And in addition to the list above, the movie which I thought of the most was Ultraviolet, and if you've seen that awful movie, then you understand how I was cringing at that thought. But, like Ultraviolet, Perfect Creature has such a massively out of control story that the comparison is very just. In short, Perfect Creature felt like a sequel to me, or even more so, a group of novels that someone was trying to squeeze into one film. But, the story is a wholly original creation of writer/director Glenn Standring, who has simply shoved too much into the movie. The film immediately starts with the story of The Brotherhood, but doesn't give much detail. And then we are told that there has been a terrible flu epidemic, but we aren't given much detail. It is then revealed that The Brotherhood are essentially the church, but we are never told how this transpired. Standring wants us to focus on the story of Lilly, Silus, and Edgar while never describing the world in which they inhabit. And I'm more than certain that the subplot of the vampires being priests -- wherein they give their own blood to the congregation -- is a big statement about religion, but it all gets lost in the muddled storyline.
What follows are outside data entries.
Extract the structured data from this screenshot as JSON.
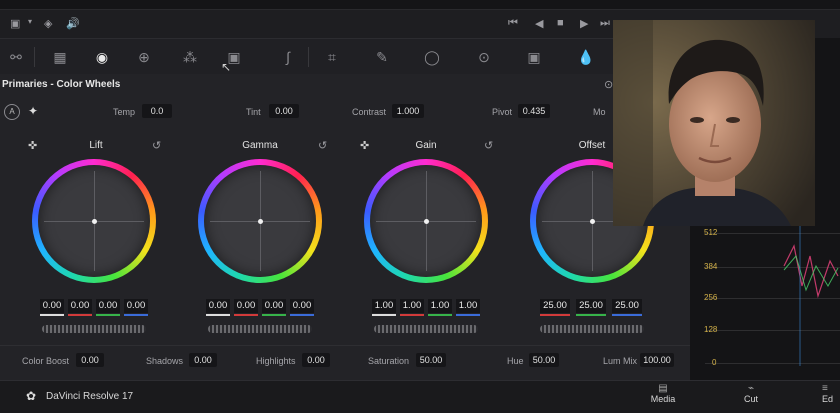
{
  "panel": {
    "title": "Primaries - Color Wheels",
    "mode_badge": "A",
    "adjust": [
      {
        "label": "Temp",
        "value": "0.0"
      },
      {
        "label": "Tint",
        "value": "0.00"
      },
      {
        "label": "Contrast",
        "value": "1.000"
      },
      {
        "label": "Pivot",
        "value": "0.435"
      },
      {
        "label": "Mo",
        "value": ""
      }
    ],
    "wheels": [
      {
        "name": "Lift",
        "values": [
          "0.00",
          "0.00",
          "0.00",
          "0.00"
        ]
      },
      {
        "name": "Gamma",
        "values": [
          "0.00",
          "0.00",
          "0.00",
          "0.00"
        ]
      },
      {
        "name": "Gain",
        "values": [
          "1.00",
          "1.00",
          "1.00",
          "1.00"
        ]
      },
      {
        "name": "Offset",
        "values": [
          "25.00",
          "25.00",
          "25.00"
        ]
      }
    ],
    "bottom_params": [
      {
        "label": "Color Boost",
        "value": "0.00"
      },
      {
        "label": "Shadows",
        "value": "0.00"
      },
      {
        "label": "Highlights",
        "value": "0.00"
      },
      {
        "label": "Saturation",
        "value": "50.00"
      },
      {
        "label": "Hue",
        "value": "50.00"
      },
      {
        "label": "Lum Mix",
        "value": "100.00"
      }
    ]
  },
  "scope": {
    "ticks": [
      "512",
      "384",
      "256",
      "128",
      "0"
    ]
  },
  "footer": {
    "app_name": "DaVinci Resolve 17",
    "pages": [
      "Media",
      "Cut",
      "Ed"
    ]
  },
  "icons": {
    "transport": [
      "skip-back-icon",
      "step-back-icon",
      "stop-icon",
      "play-icon",
      "skip-forward-icon"
    ],
    "toolbar": [
      "curves-icon",
      "raw-icon",
      "color-wheels-icon",
      "hdr-icon",
      "rgb-mixer-icon",
      "motion-effects-icon",
      "curves-tool-icon",
      "warper-icon",
      "qualifier-icon",
      "window-icon",
      "tracker-icon",
      "magic-mask-icon",
      "blur-icon",
      "key-icon",
      "sizing-icon"
    ]
  },
  "colors": {
    "accent": "#e0e0e0",
    "red": "#d23a3a",
    "green": "#37b34a",
    "blue": "#3a6bd8"
  }
}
So, we have an inscrutable film which looks and feels like other movies. Can it get worse? Yes, the movie's biggest flaw is that it's boring. Dougray Scott goes overboard on making Silus stoic and thus the main character is a snooze. And Standring is working so hard to juggle all of the visuals and backstories that the pacing is ignored. There are one or two interesting ideas in Perfect Creature, but they are fighting for attention in this crowded film which is far from perfect.
Perfect Creature vamps its way onto DVD courtesy of 20th Century Fox Home Entertainment. The film has been letterboxed at 2.35:1 and the transfer is enhanced for 16 x 9 TVs. The image looks good, as it is free from distracting grain and there are no defects from the source material. A lot of work has gone into manipulating the colors in the film, so some scenes look more washed out than others. Overall, the look is crisp and the image is never overly dark. I noted some video noise in some of the effects shots, but otherwise, this was a standard transfer. The DVD has a Dolby Digital 5.1 audio track which provides clear dialogue and sound effects. The movie has a very nice sound design and we are treated to a variety of stereo, surround, and subwoofer effects. The result is an interesting audio mix which gives the movie a much-needed boost.
The Perfect Creature DVD has only two extras. "The Making of Perfect Creature" (12 minutes) has interviews with the director, the cast, and the producers. Here, we learn a little about the script, and much more about the casting, the characters and the overall look of the film. "Designing the Perfect Creature" (9 minutes) features production designer Phil Ivey and costumer Kirsty Cameron discussing their contributions in the visual aesthetics of the film. The press material for the Perfect Creature DVD promised an audio commentary and deleted scenes, but those weren't to be found on my preview copy.
Review Copyright 2007 by Mike Long